Introduction and objectives. The ever-increasing number of patients with tick-borne diseases resulted in the presented study investigating the awareness, attitudes and knowledge among students about the threats arising from tick bites and preventive anti-tick practices. Materials and method. Questionnaires concerning these issues were distributed amongst Czech and Polish university students of science. Responses were analyzed by nationality and by gender. Results. Nearly all respondents were aware of the risks arising from ticks and could name at least one disease transmitted by ticks. The Czech students felt more threatened by tick-borne diseases, had more frequently suffered from Lyme borreliosis and were vaccinated against tick-borne encephalitis more often than the Polish students. A large number of the participants applied preventive measures against ticks in order to protect themselves. The Czech students believed in the effectiveness of repellents statistically more often than the Polish students, while effectiveness is the main criterion for selection of the right repellent in both groups. Conclusion. Differences in preferences between the two nations appeared in many areas, e.g. the Czechs felt more threatened by all kind of risks and suffered from Lyme disease more frequently.

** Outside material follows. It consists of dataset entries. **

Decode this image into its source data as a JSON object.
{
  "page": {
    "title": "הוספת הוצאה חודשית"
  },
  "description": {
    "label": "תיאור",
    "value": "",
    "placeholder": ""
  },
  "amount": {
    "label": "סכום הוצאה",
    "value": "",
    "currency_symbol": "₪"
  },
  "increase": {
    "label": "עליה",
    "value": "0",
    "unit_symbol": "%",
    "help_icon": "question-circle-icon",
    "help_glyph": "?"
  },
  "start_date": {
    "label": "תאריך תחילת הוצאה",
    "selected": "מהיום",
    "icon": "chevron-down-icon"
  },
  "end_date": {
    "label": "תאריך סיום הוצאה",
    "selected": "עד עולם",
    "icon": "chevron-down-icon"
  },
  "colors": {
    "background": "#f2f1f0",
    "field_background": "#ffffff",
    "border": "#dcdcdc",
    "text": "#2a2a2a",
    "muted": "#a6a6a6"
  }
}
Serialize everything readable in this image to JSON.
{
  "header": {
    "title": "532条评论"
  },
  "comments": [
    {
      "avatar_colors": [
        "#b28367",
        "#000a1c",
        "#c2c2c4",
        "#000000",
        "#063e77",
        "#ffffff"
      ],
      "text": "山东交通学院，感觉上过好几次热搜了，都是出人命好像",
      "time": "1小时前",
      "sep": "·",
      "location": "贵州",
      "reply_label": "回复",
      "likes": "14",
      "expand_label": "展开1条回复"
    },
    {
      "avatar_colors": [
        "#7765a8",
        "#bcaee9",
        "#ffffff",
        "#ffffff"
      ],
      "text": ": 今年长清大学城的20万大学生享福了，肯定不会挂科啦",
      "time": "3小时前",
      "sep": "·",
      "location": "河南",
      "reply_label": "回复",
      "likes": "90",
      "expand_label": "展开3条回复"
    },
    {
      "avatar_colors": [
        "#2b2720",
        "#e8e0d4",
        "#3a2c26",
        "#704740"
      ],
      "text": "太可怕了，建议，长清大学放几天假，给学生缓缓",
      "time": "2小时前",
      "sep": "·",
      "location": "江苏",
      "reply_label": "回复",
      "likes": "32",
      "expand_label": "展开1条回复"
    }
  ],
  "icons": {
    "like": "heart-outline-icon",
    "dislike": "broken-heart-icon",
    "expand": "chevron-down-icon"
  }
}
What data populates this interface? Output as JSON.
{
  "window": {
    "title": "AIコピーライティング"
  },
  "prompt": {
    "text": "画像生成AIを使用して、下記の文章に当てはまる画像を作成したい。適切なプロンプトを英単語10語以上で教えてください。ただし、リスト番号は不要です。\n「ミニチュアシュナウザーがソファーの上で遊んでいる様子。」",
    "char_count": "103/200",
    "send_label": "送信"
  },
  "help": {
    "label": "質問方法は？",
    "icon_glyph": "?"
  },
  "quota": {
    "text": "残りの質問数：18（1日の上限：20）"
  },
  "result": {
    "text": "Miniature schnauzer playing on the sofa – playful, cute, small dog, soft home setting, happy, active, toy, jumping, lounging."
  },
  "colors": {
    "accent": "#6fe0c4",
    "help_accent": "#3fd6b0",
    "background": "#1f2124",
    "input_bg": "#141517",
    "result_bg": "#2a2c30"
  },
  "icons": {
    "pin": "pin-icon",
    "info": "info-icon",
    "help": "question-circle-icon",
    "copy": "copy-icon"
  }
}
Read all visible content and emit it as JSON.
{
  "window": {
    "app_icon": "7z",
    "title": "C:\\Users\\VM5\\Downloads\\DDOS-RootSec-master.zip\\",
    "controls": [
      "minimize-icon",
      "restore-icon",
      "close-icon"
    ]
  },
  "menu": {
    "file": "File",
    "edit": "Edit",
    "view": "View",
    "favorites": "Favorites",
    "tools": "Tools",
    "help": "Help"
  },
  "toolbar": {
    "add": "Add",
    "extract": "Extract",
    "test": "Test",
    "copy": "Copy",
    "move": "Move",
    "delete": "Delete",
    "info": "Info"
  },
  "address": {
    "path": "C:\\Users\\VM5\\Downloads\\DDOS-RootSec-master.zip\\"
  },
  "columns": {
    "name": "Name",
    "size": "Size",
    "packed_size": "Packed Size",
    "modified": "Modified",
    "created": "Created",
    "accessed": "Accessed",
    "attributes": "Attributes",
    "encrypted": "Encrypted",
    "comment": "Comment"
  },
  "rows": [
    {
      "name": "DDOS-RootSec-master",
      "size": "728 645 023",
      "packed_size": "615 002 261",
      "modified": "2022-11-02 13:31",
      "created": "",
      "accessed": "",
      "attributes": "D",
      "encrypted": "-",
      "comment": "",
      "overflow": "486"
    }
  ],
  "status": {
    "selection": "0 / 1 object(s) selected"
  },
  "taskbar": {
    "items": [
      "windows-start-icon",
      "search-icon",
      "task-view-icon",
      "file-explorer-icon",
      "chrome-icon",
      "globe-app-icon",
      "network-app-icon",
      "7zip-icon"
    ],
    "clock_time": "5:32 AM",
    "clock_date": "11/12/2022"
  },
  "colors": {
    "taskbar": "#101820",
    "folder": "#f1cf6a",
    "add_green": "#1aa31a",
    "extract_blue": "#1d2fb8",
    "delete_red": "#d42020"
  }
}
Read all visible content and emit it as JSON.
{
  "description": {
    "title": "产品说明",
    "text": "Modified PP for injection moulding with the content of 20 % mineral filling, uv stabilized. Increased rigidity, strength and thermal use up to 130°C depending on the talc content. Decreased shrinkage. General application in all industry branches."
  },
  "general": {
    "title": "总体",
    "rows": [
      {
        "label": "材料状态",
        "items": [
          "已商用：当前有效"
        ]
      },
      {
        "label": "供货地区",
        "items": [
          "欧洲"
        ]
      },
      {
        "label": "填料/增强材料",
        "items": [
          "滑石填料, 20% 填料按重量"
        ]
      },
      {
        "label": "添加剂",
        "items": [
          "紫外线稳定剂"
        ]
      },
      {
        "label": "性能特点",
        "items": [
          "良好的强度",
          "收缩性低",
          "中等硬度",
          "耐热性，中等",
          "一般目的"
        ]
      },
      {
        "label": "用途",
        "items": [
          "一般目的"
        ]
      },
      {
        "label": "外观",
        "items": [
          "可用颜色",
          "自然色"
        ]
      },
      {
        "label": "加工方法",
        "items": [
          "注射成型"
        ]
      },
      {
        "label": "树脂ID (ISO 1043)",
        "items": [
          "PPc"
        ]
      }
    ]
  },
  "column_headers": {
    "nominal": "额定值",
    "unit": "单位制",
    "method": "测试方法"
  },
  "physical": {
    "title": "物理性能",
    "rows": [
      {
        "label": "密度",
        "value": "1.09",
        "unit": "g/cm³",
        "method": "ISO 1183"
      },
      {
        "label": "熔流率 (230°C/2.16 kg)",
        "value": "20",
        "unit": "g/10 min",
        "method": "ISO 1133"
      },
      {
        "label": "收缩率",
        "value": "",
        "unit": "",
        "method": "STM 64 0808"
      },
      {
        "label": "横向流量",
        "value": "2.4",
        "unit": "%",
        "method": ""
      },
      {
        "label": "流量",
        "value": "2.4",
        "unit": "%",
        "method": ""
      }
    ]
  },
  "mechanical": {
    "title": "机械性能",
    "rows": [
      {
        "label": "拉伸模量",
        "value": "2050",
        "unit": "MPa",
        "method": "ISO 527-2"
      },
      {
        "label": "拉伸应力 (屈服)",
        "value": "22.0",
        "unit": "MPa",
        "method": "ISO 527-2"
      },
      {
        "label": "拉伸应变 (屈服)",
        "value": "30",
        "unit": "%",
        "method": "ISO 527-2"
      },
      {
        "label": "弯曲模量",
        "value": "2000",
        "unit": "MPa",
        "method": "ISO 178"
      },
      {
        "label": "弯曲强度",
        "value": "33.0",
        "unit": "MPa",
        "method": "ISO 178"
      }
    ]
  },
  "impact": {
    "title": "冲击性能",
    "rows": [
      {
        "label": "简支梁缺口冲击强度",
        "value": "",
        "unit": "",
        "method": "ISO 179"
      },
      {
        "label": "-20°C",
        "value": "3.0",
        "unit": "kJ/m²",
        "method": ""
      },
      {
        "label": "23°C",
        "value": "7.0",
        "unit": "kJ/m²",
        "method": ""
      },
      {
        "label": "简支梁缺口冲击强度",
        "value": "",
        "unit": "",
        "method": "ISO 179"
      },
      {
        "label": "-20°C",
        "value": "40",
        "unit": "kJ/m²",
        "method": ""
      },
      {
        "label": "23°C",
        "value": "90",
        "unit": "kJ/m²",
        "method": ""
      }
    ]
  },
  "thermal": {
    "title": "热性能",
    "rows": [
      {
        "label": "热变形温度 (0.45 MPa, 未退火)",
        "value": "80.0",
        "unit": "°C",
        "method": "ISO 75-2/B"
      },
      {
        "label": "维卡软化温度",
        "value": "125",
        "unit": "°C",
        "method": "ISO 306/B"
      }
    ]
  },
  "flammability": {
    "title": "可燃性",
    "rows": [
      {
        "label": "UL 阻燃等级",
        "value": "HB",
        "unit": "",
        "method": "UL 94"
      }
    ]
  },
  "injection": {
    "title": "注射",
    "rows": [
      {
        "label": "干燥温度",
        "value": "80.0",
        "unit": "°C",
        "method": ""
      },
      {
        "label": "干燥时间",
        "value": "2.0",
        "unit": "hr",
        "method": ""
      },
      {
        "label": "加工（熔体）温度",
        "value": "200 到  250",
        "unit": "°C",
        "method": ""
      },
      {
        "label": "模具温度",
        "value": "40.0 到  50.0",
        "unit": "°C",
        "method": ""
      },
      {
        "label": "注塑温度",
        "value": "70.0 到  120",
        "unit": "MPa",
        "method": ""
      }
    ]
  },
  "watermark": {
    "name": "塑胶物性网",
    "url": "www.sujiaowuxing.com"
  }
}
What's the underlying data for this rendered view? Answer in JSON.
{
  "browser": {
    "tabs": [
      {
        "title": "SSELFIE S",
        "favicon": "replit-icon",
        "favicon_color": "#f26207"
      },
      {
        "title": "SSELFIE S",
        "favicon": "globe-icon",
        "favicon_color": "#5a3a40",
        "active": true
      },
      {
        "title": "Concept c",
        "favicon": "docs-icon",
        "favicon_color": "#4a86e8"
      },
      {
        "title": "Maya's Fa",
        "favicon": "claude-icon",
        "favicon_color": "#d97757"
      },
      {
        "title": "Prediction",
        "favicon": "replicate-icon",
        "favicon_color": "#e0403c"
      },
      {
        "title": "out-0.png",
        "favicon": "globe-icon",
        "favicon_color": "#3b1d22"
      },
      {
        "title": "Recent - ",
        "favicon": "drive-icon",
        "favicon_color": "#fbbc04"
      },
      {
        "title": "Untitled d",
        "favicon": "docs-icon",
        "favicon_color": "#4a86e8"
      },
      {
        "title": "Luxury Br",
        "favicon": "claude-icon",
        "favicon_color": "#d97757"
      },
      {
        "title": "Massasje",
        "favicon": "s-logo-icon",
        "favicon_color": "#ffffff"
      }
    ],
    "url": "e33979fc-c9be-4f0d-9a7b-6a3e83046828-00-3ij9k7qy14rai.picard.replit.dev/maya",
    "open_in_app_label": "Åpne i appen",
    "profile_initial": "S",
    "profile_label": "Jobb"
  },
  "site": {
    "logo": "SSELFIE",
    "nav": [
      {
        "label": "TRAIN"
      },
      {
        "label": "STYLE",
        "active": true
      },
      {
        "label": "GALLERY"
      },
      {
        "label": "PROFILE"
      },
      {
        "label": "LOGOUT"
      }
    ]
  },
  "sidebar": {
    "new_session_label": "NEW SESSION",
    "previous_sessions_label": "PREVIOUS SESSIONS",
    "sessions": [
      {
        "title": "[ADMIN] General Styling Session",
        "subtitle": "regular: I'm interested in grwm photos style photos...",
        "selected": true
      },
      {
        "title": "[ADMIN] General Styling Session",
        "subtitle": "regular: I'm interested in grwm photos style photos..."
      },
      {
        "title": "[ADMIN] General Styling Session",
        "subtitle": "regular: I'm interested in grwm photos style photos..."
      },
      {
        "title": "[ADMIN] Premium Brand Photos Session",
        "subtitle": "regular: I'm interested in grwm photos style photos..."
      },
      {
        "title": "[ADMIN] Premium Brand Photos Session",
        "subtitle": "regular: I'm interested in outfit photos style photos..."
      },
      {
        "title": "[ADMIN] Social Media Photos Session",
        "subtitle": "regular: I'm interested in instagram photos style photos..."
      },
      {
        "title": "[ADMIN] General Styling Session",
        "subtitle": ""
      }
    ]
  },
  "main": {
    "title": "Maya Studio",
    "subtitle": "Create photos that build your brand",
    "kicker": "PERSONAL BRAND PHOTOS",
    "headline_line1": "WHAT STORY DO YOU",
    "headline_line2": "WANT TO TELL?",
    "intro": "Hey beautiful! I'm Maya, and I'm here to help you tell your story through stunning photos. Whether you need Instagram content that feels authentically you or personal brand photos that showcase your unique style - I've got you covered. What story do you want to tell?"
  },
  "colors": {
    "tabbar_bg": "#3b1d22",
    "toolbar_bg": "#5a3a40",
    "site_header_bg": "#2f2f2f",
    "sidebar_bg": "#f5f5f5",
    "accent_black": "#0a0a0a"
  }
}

Gaps can still be found in both the knowledge and behaviour among the respondents. It can be expected that the general public knowledge of this issue is rather limited in comparison with the students participating in the study, who are systematically educated in the field.
DOI: 10.5604/12321966.1219183 PMID 27660864 - click here to show this article in PubMed